BEGIN

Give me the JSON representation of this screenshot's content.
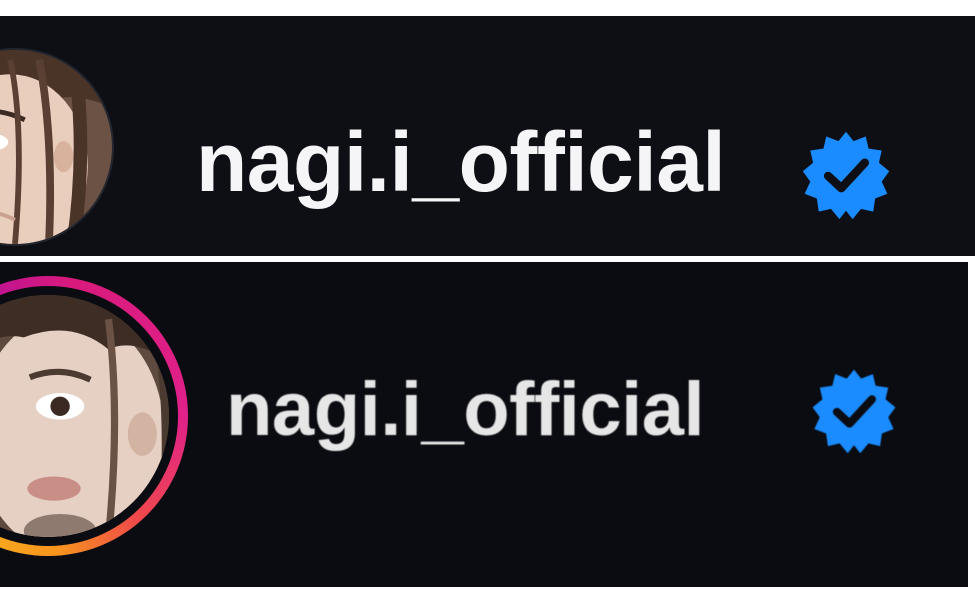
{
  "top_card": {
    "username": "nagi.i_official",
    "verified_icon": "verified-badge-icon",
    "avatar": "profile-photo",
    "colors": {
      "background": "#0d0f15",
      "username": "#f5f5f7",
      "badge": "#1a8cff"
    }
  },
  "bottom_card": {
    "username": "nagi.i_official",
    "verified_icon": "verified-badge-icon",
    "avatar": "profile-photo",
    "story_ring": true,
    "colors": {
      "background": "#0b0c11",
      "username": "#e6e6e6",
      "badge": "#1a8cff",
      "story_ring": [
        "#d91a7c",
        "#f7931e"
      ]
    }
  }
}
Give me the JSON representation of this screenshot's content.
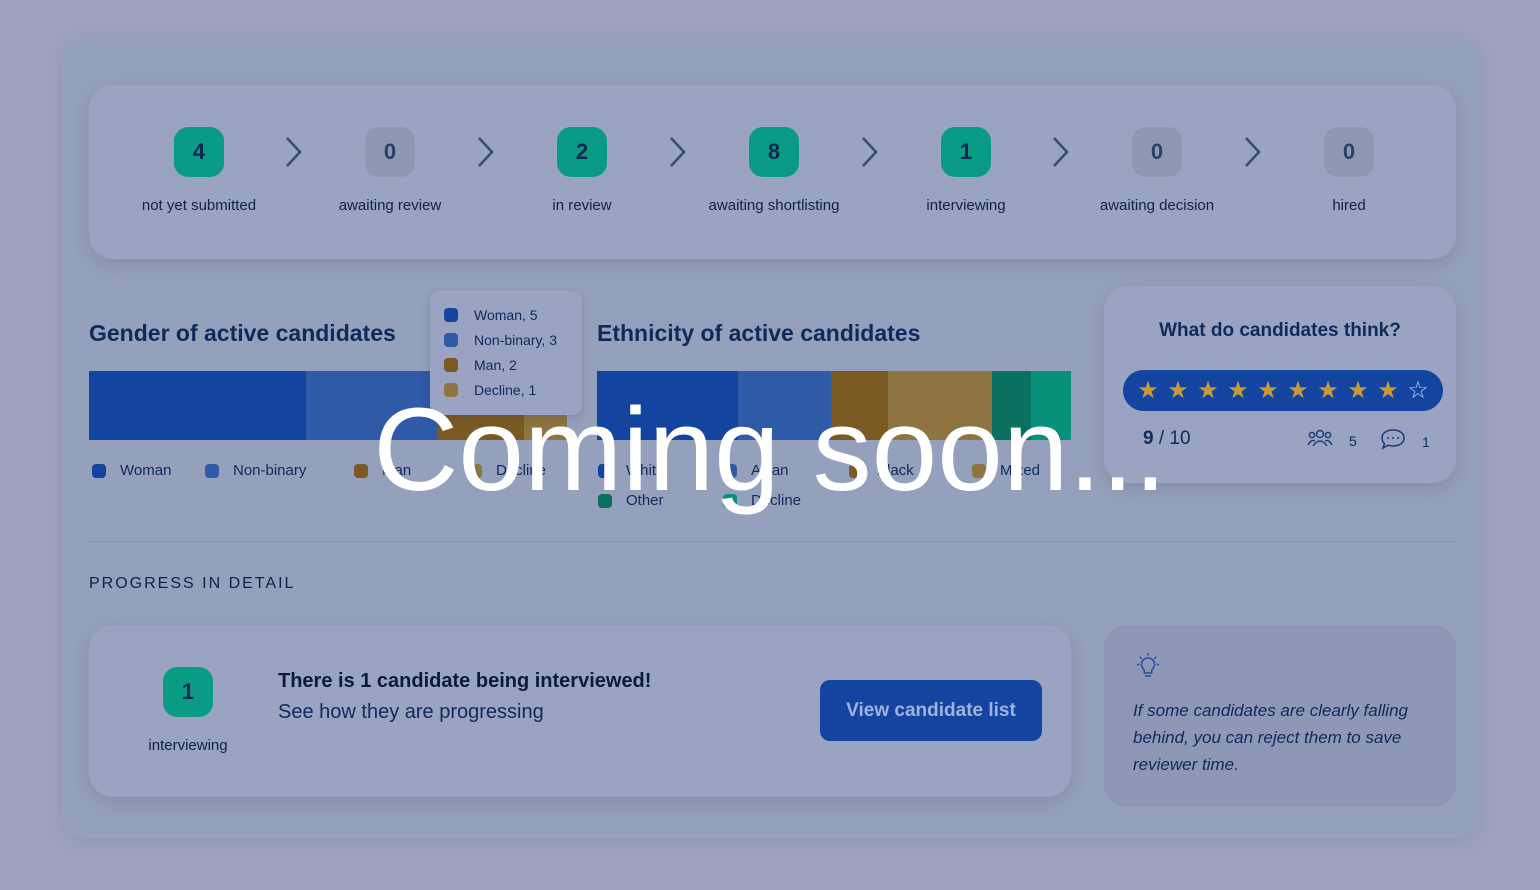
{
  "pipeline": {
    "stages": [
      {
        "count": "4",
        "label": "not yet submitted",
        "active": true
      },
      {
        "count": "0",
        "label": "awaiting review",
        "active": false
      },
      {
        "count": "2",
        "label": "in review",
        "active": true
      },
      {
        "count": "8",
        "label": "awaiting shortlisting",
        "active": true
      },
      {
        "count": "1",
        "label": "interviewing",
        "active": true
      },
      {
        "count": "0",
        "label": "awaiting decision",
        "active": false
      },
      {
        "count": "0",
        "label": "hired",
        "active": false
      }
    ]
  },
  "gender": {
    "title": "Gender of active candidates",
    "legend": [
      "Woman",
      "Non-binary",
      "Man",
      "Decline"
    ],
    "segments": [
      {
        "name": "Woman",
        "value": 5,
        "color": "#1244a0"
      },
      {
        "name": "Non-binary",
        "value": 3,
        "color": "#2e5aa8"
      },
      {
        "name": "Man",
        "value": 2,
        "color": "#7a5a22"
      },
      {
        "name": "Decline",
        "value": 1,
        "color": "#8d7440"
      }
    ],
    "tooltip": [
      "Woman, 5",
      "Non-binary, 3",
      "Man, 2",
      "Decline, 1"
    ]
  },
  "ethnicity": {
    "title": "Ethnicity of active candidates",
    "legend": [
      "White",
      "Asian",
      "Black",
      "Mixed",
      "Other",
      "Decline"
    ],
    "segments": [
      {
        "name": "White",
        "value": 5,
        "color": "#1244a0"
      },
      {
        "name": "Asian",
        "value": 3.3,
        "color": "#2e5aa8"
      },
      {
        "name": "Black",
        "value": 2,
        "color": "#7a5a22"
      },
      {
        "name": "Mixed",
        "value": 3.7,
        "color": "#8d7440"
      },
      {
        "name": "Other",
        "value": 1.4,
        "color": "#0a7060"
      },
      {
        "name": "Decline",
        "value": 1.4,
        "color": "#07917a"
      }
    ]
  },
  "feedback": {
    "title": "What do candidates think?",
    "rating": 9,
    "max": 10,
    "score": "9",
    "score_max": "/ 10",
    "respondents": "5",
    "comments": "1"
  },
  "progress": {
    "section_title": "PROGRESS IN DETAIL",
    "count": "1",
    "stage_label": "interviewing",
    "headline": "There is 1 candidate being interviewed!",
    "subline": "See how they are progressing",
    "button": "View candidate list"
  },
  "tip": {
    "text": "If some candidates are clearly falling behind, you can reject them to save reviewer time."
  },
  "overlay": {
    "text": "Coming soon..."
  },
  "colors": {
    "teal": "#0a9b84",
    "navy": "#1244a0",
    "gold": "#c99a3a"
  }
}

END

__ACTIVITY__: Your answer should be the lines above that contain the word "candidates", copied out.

__EXERCISE ANSWER__:
    "title": "Gender of active candidates",
    "title": "Ethnicity of active candidates",
    "title": "What do candidates think?",
    "text": "If some candidates are clearly falling behind, you can reject them to save reviewer time."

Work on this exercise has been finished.